Material for this task:
------------------------------

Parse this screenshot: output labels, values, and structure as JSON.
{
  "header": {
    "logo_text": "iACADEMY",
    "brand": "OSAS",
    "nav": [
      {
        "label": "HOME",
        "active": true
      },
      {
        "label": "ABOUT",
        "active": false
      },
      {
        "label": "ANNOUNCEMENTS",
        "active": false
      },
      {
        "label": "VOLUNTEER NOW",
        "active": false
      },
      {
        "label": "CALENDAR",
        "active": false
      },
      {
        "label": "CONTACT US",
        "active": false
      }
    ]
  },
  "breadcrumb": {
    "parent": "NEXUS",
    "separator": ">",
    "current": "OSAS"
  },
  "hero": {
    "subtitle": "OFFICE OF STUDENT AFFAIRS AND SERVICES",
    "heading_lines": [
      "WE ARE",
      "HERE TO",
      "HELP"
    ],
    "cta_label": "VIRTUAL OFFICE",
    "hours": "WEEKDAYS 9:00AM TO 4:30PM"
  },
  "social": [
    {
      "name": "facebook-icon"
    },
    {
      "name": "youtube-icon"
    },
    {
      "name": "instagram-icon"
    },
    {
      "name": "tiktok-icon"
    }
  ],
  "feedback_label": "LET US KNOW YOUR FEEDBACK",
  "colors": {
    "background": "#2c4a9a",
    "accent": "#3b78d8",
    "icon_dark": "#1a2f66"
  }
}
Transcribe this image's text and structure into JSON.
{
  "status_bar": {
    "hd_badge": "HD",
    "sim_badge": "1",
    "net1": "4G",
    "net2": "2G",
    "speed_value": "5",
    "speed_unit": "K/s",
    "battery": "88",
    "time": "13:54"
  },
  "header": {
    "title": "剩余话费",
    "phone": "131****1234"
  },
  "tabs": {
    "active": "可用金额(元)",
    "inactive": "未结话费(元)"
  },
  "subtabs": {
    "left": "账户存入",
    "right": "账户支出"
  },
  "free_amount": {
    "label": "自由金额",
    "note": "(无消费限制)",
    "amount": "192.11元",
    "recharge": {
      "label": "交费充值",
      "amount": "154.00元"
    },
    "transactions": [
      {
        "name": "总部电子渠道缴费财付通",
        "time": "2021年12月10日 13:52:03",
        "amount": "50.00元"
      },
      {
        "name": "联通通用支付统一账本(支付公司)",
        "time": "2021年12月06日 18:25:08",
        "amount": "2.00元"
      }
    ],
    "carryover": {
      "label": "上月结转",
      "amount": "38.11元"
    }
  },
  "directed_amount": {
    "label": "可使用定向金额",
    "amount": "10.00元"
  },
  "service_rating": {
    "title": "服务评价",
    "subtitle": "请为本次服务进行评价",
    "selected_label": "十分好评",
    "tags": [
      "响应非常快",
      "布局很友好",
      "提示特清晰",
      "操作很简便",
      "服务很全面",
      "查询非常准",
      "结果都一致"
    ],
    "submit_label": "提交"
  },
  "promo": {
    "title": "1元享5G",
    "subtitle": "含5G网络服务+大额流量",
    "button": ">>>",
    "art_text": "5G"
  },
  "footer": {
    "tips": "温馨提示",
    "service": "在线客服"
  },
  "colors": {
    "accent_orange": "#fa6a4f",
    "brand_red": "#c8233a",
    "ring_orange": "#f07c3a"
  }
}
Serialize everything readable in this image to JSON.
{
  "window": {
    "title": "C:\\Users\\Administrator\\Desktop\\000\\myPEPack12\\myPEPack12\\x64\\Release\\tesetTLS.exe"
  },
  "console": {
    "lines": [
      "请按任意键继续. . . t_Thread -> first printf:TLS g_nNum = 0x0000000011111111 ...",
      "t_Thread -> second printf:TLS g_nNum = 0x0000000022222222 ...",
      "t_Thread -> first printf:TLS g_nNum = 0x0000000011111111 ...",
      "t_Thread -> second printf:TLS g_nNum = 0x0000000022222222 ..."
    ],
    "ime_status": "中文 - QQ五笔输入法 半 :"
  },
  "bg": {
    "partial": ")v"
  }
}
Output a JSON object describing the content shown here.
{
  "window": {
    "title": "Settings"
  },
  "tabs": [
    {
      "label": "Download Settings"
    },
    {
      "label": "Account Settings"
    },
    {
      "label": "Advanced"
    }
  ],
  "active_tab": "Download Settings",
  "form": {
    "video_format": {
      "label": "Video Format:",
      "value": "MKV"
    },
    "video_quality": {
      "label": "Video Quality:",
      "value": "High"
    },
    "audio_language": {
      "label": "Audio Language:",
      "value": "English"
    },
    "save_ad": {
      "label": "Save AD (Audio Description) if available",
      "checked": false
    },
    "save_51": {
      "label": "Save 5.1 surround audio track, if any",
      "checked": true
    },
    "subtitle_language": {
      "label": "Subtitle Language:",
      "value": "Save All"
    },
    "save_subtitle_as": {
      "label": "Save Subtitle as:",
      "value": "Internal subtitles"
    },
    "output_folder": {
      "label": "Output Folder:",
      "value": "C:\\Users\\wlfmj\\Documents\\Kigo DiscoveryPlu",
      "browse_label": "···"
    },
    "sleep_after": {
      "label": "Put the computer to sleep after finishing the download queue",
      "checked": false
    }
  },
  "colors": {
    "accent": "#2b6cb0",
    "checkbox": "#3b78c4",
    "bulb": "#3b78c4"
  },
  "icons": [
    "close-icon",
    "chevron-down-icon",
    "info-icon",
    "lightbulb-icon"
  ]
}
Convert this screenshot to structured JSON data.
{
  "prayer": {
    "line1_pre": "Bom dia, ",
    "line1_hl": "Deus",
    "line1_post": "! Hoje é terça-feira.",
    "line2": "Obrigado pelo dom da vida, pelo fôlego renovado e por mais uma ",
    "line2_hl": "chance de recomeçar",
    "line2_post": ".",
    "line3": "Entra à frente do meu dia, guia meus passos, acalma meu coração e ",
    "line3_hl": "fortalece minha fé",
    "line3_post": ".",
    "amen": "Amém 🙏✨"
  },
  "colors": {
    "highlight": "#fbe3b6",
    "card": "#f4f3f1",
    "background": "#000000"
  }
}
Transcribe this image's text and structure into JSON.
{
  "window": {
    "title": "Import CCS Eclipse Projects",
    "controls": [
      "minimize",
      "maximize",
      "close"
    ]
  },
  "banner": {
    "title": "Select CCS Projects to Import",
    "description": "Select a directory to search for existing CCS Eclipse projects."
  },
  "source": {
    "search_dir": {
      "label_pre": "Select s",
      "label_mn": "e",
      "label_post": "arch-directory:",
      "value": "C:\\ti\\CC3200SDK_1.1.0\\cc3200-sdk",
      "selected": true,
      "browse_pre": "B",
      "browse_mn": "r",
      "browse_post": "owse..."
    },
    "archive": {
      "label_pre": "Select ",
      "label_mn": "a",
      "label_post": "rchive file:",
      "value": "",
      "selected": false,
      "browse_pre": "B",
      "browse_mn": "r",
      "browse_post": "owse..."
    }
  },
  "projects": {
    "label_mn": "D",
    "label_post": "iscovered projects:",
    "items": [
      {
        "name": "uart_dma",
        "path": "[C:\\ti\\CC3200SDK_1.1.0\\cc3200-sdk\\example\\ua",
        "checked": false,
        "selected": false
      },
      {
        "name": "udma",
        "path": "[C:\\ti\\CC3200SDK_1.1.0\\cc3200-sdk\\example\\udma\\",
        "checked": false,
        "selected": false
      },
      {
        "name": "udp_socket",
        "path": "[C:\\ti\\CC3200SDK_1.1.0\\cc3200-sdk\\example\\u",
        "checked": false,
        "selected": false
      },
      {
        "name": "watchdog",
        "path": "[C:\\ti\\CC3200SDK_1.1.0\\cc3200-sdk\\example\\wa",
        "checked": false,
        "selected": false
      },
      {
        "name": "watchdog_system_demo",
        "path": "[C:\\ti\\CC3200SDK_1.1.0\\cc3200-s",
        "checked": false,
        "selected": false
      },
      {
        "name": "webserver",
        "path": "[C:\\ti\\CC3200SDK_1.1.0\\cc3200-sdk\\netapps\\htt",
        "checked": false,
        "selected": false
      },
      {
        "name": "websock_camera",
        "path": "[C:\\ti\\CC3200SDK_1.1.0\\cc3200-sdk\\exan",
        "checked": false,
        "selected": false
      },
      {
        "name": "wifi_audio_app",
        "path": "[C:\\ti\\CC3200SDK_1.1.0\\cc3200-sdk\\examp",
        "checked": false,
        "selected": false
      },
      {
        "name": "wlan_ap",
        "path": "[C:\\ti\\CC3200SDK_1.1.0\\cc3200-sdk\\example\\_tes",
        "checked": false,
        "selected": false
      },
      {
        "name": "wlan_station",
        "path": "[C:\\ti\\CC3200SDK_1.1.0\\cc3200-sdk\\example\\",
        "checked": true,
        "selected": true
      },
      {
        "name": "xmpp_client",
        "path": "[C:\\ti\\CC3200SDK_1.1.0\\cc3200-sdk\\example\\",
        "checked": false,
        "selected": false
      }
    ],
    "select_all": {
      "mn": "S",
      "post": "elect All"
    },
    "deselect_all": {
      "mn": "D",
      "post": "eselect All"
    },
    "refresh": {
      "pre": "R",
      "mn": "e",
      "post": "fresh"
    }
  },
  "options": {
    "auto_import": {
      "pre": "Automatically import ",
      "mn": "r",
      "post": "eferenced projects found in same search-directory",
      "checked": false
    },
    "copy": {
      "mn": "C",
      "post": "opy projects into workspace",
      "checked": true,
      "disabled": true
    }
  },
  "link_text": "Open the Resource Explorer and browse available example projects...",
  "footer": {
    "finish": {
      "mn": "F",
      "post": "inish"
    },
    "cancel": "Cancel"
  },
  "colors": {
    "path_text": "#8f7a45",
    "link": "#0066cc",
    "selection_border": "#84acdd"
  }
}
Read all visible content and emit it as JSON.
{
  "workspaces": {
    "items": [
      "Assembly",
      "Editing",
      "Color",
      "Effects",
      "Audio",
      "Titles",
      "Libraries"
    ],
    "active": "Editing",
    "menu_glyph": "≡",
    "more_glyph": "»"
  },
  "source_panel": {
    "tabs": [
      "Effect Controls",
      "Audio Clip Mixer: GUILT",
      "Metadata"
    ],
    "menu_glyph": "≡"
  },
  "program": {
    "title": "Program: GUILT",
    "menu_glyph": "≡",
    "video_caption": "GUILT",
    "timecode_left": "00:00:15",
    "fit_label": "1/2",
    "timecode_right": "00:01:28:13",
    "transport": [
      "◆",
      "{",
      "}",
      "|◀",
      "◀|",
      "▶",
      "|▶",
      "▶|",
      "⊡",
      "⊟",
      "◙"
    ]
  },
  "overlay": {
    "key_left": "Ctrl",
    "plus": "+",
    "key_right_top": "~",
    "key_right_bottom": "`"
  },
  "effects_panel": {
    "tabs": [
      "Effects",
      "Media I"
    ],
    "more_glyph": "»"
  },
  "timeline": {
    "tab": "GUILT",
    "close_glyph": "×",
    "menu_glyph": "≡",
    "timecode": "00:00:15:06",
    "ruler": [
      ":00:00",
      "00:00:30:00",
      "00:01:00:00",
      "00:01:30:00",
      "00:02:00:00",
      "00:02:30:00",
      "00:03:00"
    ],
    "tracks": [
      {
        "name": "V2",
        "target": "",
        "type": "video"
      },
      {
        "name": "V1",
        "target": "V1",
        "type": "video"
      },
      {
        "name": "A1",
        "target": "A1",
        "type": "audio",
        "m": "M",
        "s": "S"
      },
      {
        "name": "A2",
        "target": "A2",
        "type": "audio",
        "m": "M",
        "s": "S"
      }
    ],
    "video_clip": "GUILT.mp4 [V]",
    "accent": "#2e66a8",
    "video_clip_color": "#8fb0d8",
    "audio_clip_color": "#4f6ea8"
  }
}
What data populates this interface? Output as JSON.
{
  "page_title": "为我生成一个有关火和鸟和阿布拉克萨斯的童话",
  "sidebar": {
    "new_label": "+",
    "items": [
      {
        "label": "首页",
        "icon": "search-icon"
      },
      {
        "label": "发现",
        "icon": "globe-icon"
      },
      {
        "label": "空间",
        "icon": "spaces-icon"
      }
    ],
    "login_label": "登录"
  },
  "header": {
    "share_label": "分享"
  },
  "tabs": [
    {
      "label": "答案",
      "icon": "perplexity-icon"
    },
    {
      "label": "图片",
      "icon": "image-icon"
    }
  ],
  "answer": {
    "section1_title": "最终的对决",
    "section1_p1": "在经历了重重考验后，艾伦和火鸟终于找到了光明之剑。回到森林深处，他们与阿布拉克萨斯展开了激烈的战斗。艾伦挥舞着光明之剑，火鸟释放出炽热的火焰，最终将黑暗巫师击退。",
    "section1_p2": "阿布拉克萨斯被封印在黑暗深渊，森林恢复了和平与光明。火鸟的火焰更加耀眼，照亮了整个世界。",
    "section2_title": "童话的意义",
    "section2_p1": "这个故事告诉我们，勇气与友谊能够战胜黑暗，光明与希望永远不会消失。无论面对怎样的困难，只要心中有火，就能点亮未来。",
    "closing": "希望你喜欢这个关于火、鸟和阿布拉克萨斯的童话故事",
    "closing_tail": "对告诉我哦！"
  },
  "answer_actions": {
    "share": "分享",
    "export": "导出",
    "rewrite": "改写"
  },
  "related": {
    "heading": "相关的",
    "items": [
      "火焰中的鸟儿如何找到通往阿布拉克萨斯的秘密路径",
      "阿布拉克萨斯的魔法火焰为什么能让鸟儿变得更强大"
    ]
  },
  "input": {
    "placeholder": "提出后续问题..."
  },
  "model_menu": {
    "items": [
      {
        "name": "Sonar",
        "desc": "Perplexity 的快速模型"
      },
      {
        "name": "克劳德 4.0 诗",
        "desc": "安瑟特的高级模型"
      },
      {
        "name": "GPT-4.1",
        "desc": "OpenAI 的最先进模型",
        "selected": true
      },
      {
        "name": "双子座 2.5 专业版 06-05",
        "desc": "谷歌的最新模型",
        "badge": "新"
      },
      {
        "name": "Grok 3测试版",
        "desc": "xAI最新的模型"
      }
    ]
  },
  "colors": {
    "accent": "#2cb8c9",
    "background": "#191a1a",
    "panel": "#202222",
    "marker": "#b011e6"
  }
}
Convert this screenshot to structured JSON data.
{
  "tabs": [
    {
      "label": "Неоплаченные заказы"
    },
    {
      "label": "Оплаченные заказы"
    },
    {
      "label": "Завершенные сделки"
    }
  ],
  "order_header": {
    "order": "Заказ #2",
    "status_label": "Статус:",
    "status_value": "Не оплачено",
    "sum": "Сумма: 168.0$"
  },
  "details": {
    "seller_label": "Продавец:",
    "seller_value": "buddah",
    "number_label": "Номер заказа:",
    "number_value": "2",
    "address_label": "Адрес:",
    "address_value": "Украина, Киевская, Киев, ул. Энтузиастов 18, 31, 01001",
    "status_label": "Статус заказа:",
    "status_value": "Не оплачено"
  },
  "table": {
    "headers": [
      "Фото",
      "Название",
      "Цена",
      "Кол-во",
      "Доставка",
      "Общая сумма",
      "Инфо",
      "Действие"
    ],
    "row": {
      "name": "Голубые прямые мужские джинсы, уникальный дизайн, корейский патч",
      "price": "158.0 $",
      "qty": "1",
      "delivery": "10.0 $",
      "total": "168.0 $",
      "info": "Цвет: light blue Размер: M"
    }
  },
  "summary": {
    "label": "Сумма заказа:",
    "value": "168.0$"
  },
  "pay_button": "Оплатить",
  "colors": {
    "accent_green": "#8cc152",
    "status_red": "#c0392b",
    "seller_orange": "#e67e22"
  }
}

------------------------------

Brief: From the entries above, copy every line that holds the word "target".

Written answer:
        "target": "",
        "target": "V1",
        "target": "A1",
        "target": "A2",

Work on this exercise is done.